» **PROBLEM**: A faithful copy of the entries is needed, one that leaves out the pictures.

» **GIVEN RECORDS**:

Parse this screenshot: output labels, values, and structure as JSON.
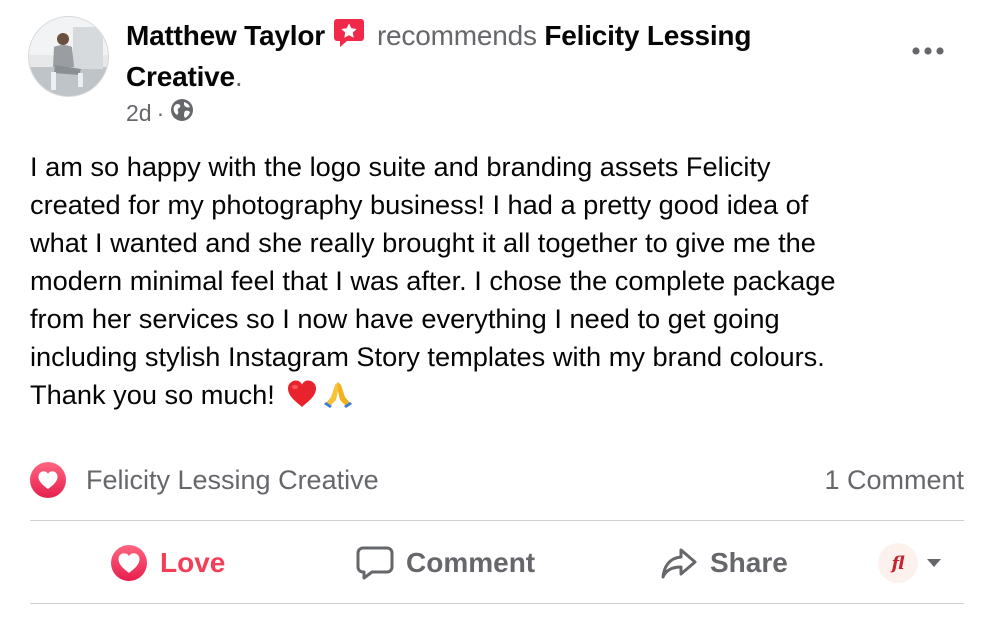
{
  "post": {
    "author": "Matthew Taylor",
    "recommends_word": "recommends",
    "page_name": "Felicity Lessing Creative",
    "period": ".",
    "time": "2d",
    "separator": "·",
    "icons": {
      "recommend_badge": "recommend-star-icon",
      "privacy": "globe-icon",
      "more": "more-horizontal-icon"
    },
    "body_lines": [
      "I am so happy with the logo suite and branding assets Felicity",
      "created for my photography business! I had a pretty good idea of",
      "what I wanted and she really brought it all together to give me the",
      "modern minimal feel that I was after. I chose the complete package",
      "from her services so I now have everything I need to get going",
      "including stylish Instagram Story templates with my brand colours.",
      "Thank you so much!"
    ],
    "body_emoji": [
      "red-heart-emoji",
      "folded-hands-emoji"
    ]
  },
  "reactions": {
    "reactor_name": "Felicity Lessing Creative",
    "reaction_icon": "love-reaction-icon",
    "comment_count": "1 Comment"
  },
  "actions": {
    "love_label": "Love",
    "comment_label": "Comment",
    "share_label": "Share",
    "page_logo_text": "fl"
  },
  "colors": {
    "love": "#f33e58",
    "secondary_text": "#65676b",
    "primary_text": "#050505",
    "divider": "#ced0d4",
    "recommend_badge": "#f02849"
  }
}
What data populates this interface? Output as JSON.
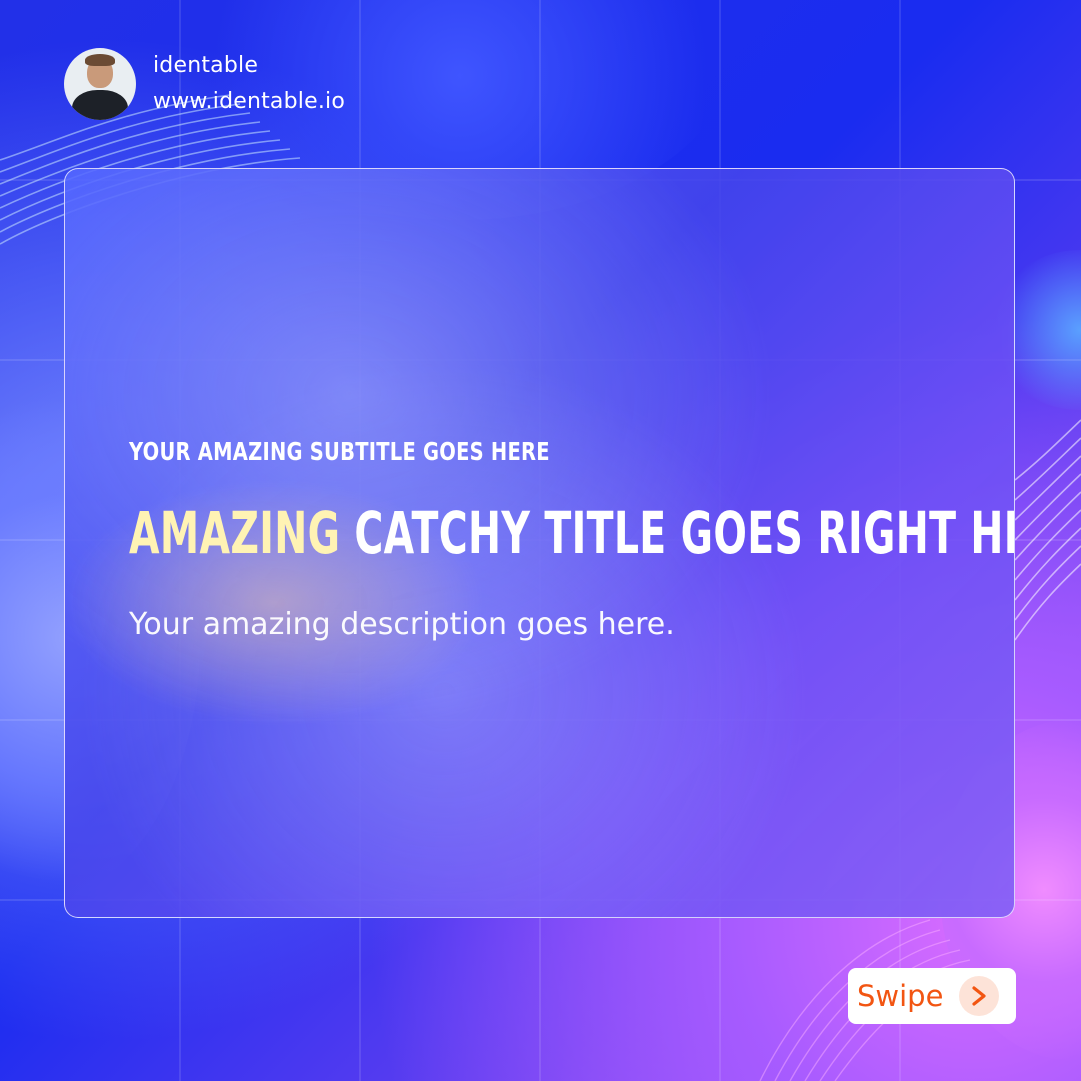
{
  "header": {
    "avatar_icon": "user-avatar-photo",
    "brand_name": "identable",
    "website": "www.identable.io"
  },
  "card": {
    "subtitle": "YOUR AMAZING SUBTITLE GOES HERE",
    "title_highlight": "AMAZING",
    "title_rest": " CATCHY TITLE GOES RIGHT HERE!",
    "description": "Your amazing description goes here."
  },
  "swipe_button": {
    "label": "Swipe",
    "icon": "chevron-right-icon"
  },
  "colors": {
    "background_primary": "#1f2ff0",
    "background_accent": "#b95ff5",
    "title_highlight": "#fff3b4",
    "swipe_text": "#f25512",
    "swipe_icon_bg": "#fde3d8"
  }
}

» **TASK RESULT**:
Parse this screenshot: output labels, values, and structure as JSON.
{
  "post": {
    "author": "Matthew Taylor",
    "recommends_word": "recommends",
    "page_name": "Felicity Lessing Creative",
    "period": ".",
    "time": "2d",
    "separator": "·",
    "icons": {
      "recommend_badge": "recommend-star-icon",
      "privacy": "globe-icon",
      "more": "more-horizontal-icon"
    },
    "body_lines": [
      "I am so happy with the logo suite and branding assets Felicity",
      "created for my photography business! I had a pretty good idea of",
      "what I wanted and she really brought it all together to give me the",
      "modern minimal feel that I was after. I chose the complete package",
      "from her services so I now have everything I need to get going",
      "including stylish Instagram Story templates with my brand colours.",
      "Thank you so much!"
    ],
    "body_emoji": [
      "red-heart-emoji",
      "folded-hands-emoji"
    ]
  },
  "reactions": {
    "reactor_name": "Felicity Lessing Creative",
    "reaction_icon": "love-reaction-icon",
    "comment_count": "1 Comment"
  },
  "actions": {
    "love_label": "Love",
    "comment_label": "Comment",
    "share_label": "Share",
    "page_logo_text": "fl"
  },
  "colors": {
    "love": "#f33e58",
    "secondary_text": "#65676b",
    "primary_text": "#050505",
    "divider": "#ced0d4",
    "recommend_badge": "#f02849"
  }
}
What data populates this interface? Output as JSON.
{
  "header": {
    "avatar_icon": "user-avatar-photo",
    "brand_name": "identable",
    "website": "www.identable.io"
  },
  "card": {
    "subtitle": "YOUR AMAZING SUBTITLE GOES HERE",
    "title_highlight": "AMAZING",
    "title_rest": " CATCHY TITLE GOES RIGHT HERE!",
    "description": "Your amazing description goes here."
  },
  "swipe_button": {
    "label": "Swipe",
    "icon": "chevron-right-icon"
  },
  "colors": {
    "background_primary": "#1f2ff0",
    "background_accent": "#b95ff5",
    "title_highlight": "#fff3b4",
    "swipe_text": "#f25512",
    "swipe_icon_bg": "#fde3d8"
  }
}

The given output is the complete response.